Meet the beekeepers at Mount Stewart
A wetter climate, fewer green spaces, the use of pesticides and changing farming practices means that the bee population here is in decline. An important pollinator, and a food source for other small mammals, the bee is vital to a thriving ecosystem. Find out how we are working with Valentine and Chris from VeesBees to help the bees at Mount Stewart estate thrive.
Why did you choose Irish black bees?
The Irish black bee was thought to be extinct 25 years ago until some colonies in Tipperary were tested and found to be 99% native black. She is from Northern Europe but most of Europe is now hybridised. As our only native bee (Apis mellifera mellifera) she is well adapted to our damp climate and unpredictable summers!
We have been able to breed from a few carefully selected queens and now have over 100 colonies on the Ards peninsula in County Down.
How many bees are at Mount Stewart?
There are officially 98 species of bees in Ireland and many of these can be found in the Mount Stewart estate. These include 78 different species of solitary bees (such as Mason bees) and 20 different types of bumble bees all of which need our help, support, and protection.
There is only one honeybee species - the Irish Black - and we currently have 28 colonies within the estate. This number will change during the season when we make-up new colonies.
" In real terms we may have up to 1.5 million bees enjoying the 1000-acre site at the peak of the season."
Why does Mount Stewart make a suitable base for your bees?
Mount Stewart is an ideal location for the bees due to the diversity of flora and fauna within the demesne and the mild climate that this part of the peninsula enjoys.
The estate is ideally situated on the shores of Strangford Lough and our dream is to have the Ards peninsula designated a conservation area for the native black bees.
We are encouraging all local beekeepers to support us by voluntarily keeping and breeding native bees. Bees do not like to fly over water therefore in this area it is easier to control the mating and therefore the genetics. Promoting the native indigenous species also matches exactly the National Trust’s ethos of advocating and protecting native species.
How far do bees travel?

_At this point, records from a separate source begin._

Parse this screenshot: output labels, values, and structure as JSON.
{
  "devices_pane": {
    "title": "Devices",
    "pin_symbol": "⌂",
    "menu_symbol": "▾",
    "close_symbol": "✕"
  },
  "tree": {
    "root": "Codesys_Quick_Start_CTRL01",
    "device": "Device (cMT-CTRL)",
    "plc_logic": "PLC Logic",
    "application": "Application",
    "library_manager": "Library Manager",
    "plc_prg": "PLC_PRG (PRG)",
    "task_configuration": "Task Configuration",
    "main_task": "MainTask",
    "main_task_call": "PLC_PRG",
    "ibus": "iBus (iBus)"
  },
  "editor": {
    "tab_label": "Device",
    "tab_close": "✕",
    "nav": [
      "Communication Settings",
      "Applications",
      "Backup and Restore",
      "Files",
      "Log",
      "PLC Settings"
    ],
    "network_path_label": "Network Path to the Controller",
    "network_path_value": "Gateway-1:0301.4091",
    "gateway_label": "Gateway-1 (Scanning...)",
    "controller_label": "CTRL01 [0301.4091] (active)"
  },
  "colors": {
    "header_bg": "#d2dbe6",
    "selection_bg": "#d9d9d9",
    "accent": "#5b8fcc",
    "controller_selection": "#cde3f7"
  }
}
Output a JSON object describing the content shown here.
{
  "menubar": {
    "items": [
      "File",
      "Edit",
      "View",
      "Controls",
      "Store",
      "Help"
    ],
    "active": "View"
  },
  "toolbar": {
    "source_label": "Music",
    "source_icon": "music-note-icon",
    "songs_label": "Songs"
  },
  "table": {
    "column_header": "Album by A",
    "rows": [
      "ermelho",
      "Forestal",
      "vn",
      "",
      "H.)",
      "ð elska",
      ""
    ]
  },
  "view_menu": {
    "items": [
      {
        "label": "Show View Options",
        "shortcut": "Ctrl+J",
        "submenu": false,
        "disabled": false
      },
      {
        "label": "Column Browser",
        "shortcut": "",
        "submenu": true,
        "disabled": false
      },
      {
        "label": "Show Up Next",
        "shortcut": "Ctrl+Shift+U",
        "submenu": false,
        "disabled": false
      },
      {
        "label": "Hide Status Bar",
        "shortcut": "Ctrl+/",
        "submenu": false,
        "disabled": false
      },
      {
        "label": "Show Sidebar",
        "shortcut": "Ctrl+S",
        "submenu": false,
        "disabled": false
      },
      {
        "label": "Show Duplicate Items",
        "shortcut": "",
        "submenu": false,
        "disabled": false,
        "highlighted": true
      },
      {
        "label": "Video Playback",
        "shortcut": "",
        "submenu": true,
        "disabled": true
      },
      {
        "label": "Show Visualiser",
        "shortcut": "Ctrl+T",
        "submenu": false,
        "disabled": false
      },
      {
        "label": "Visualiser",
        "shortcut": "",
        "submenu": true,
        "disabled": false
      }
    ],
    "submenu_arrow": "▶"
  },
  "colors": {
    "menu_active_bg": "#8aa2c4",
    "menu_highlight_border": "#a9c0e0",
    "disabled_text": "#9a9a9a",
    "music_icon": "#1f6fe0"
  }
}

Bees tend to travel up to three miles to forage but can if they are swarming, fly up to five miles. Like every other species they always look for a handy meal and will forage as close to the hive as possible to minimise transit time.
Have you noticed any change in your bee colonies due to the weather that could be attributed to climate change?
Last year (2019) was particularly challenging due to the damp summer and autumn and the mild winter. We lost 10 percent of our bees last winter but already they are on the increase and we will soon be back to strength due to the abundance of forage within Mount Stewart and an exceptionally mild spring - so far.
Colonies are struggling primarily with the introduction of foreign bees that bring disease and viruses that our native bees have no immunity against.
Many of today’s farming practices also add to the challenge. Reductions in hedgerows and wildflowers along with intensive crop spraying make the job of the humble honeybee difficult.
Our insects are important to our environment and without them, many species of birds, bats and other small manuals will struggle. We need our native insects and as pollinators and they all need our support.
How has the National Trust supported your business?
The National Trust and in particular Mount Stewart have been exceptional by allowing us space to place hives on the estate, giving us the opportunity to tell the public what we are trying to do and allowing us to teach others.
The staff at Mount Stewart are fully supportive of our efforts and are always keen to lend a hand, offer advice and encouragement safe in the knowledge that our aspirations and goals closely mirror those of the Trust itself.
What’s happening in the colony at this time of year?
This (May) is our most important time where colonies build up their numbers to be ready for the late spring and early summer nectar flows that are vital to produce and store honey. This is also a time when they can be most at risk of dying if the winter has been mild or the queen is failing, possibly due to an unsatisfactory mating last summer.
We are constantly checking for a healthy brood, ensuring they have enough food and that they are not planning to swarm.
What is swarming?
Swarming is a natural way for the bee colony to reproduce. However, with up to 30,000 bees leaving the hive in search of a new home it can be very scary for the non-beekeeper and sometimes they do not choose the most appropriate home – at least not in the eyes of us humans! Fortunately, with regular checking and several techniques we try and minimise the number of swarms that exit our hives.
How has covid-19 impacted your business?
Covid -19 has really impacted our business as we have a market stall in St George’s Market Belfast, now closed selling not only honey but natural skin products which are gentle to sensitive skin. ‘Veesbees’ gives us income to carry on the work we do with the conservation and promotion of the native black honeybee. However, we are managing with on-line orders and sales of our hand lotion are especially brisk with the increase in hand sanitization using alcohol-based cleaners.
On the positive side the lock down has given us the opportunity to spend more time with the bees, to get everything ready and to do more Queen rearing than normal
We do miss the interaction with other beekeepers and the joy of showing the bees to potential beekeepers of the future through our summer beekeeping experiences which we run at Mount Stewart.